Corporate Vision and Mission Statements - the good, the boring, and the downright scary
Any corporation worth its salt today is almost obliged to have a Company Vision and Mission statement, like any self respecting kid in school must be seen with the latest iPhone. The vision and mission statements shows that the company is, well, er, visionary, and long-termist, as opposed to, er, its financial results and normal knee jerk reactions which are usually extremely short-termist. What different types of Vision and Mission statements can there be?
Mission and Vision statements usually fall into one of the following 3 categories:
- The truly ‘stretch’ and audacious statement
- Banal, generic, usually boring and meaningless mouthing’s
- The downright dangerous
Microsoft have recently changed their mission statement, (http://uk.businessinsider.com/microsoft-ceo-satya-nadella-new-company-mission-internal-email-2015-6?r=US&IR=T), from the idealistic stretch (but ultimately largely achieved) target of “A computer on every desk and in every home." (category #1 above), to “...empower every person and every organization on the planet to achieve more”. Guess which category their new mission statement falls into? (Answer = #2)
Apple’s is "Apple designs Macs, the best personal computers in the world, along with OS X, iLife, iWork and professional software. Apple leads the digital music revolution with its iPods and iTunes online store” (Answer = #2).
China Mobile’ is “Our goal has always been to enhance our corporate value, maintain our sustainable long-term development and generate greater returns for our shareholders. In order to better achieve the above objectives, we have established good corporate governance practices following the principles of integrity, transparency, openness and efficiency, and have implemented sound governance structure and measures. We have established and improved various policies, internal control system and other management mechanisms and procedure for the key participants involved in good corporate governance, including shareholders, board of directors and its committees, management and staff, internal auditors, external auditors and other stakeholders (including our customers, local communities, industry peers, regulatory authorities, etc.)”, which suggests we should add a 4th category: “excruciatingly boring and meaningless...”
Calico, the life science company recently acquired by Google, is “...is to extend human life...” (full version here) (could be #1 or #3 depending upon your point of view...)
Infor, as business application software developer, is “We build beautiful business applications with last mile functionality and scientific insights for select industries delivered as a cloud service” (Answer = must be #1... when have you ever seen software before that was beautiful...!)

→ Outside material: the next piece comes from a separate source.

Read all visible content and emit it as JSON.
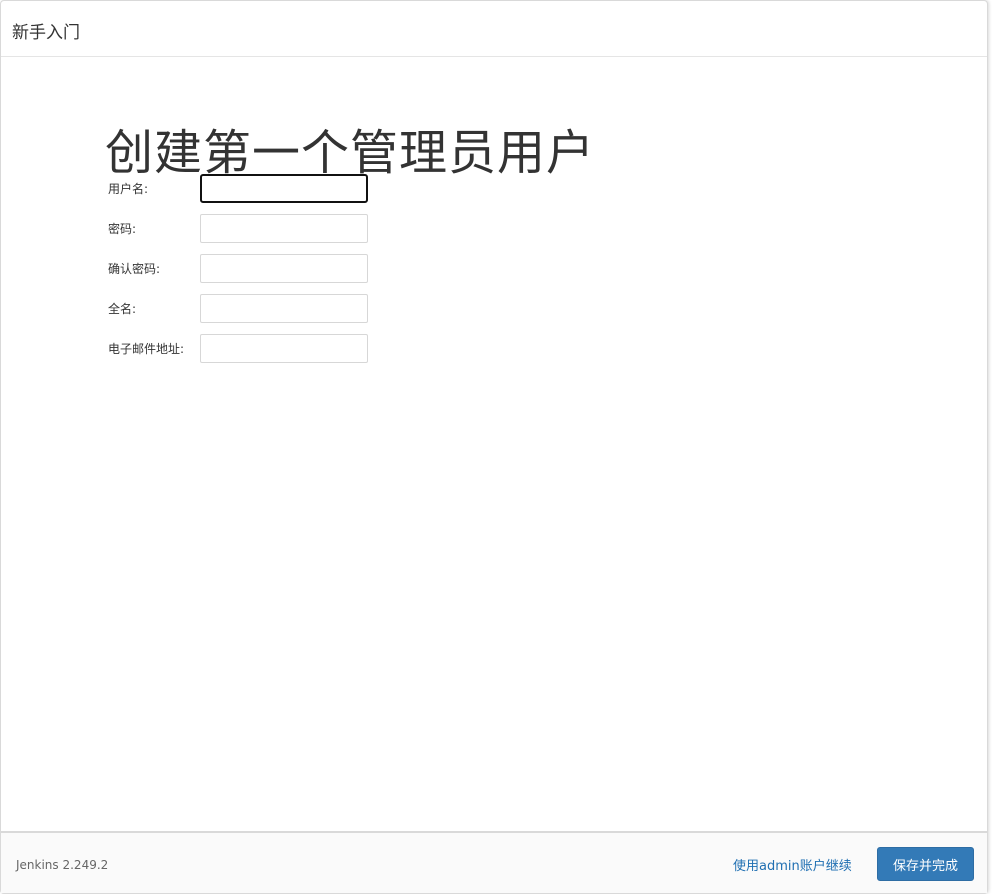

So far so good, and nothing in the last category (‘The downright dangerous’), until I was settling down in on an Air France flight from Paris and started reading the in-flight house magazine and started reading an article about HOP!, Air France’s low cost subsidiary. HOP! Air France, apparently partner 15 rugby union clubs in France and say that “By supporting rugby, the airline is reinforcing the values it shares every day: boldness, agility, commitment and respect”. Sorry, but no, no, and NO! I do not want a pilot in the front seat who lives or flies by the values of boldness and agility! No! I would preferred to have seen some other words there... how about ‘experienced’, ‘calm’, ‘well-trained’, ‘skilled’, ‘careful’, or 'safe'?! This for me is definitely in category #3.
In the words of the old Chinese proverb, “Be careful what you wish for”!
Posted on: Tuesday, October 06, 2015